━━━━━ Data for analysis ━━━━━
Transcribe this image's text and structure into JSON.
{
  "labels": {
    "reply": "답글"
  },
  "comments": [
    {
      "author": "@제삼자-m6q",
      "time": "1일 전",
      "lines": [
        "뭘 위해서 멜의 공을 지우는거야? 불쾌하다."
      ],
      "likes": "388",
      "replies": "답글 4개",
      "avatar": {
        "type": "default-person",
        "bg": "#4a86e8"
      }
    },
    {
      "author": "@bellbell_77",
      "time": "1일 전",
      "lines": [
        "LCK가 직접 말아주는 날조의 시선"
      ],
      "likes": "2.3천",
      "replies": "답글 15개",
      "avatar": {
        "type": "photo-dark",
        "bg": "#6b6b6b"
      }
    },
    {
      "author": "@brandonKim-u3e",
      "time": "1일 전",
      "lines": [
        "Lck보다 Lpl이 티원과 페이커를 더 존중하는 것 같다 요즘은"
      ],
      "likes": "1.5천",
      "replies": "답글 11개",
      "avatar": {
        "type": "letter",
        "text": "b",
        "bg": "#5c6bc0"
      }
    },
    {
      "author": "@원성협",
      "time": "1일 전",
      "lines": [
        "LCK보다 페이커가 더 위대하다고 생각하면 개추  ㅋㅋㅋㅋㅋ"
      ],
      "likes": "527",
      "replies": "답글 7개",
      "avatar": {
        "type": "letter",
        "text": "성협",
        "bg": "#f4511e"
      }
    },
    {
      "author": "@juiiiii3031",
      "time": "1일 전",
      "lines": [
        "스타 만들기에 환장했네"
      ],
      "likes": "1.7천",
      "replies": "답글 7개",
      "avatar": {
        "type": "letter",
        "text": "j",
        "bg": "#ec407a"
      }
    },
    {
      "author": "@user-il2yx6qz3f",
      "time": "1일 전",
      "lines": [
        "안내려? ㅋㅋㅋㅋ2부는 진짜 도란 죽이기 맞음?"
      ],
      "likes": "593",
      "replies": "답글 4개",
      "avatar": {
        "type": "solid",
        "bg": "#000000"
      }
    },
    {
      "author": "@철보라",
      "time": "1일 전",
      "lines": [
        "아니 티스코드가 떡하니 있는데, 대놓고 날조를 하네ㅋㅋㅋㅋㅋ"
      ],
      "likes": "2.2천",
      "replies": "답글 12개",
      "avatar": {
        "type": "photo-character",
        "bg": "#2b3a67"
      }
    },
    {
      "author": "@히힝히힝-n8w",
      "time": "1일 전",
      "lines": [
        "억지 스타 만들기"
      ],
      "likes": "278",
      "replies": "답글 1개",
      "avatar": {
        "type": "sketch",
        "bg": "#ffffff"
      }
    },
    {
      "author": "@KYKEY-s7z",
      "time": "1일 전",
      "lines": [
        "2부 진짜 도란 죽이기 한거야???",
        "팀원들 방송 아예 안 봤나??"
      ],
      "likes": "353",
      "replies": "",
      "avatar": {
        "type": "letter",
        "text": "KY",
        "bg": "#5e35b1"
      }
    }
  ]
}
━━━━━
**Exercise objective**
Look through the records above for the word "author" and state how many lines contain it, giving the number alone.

**Completed task**
9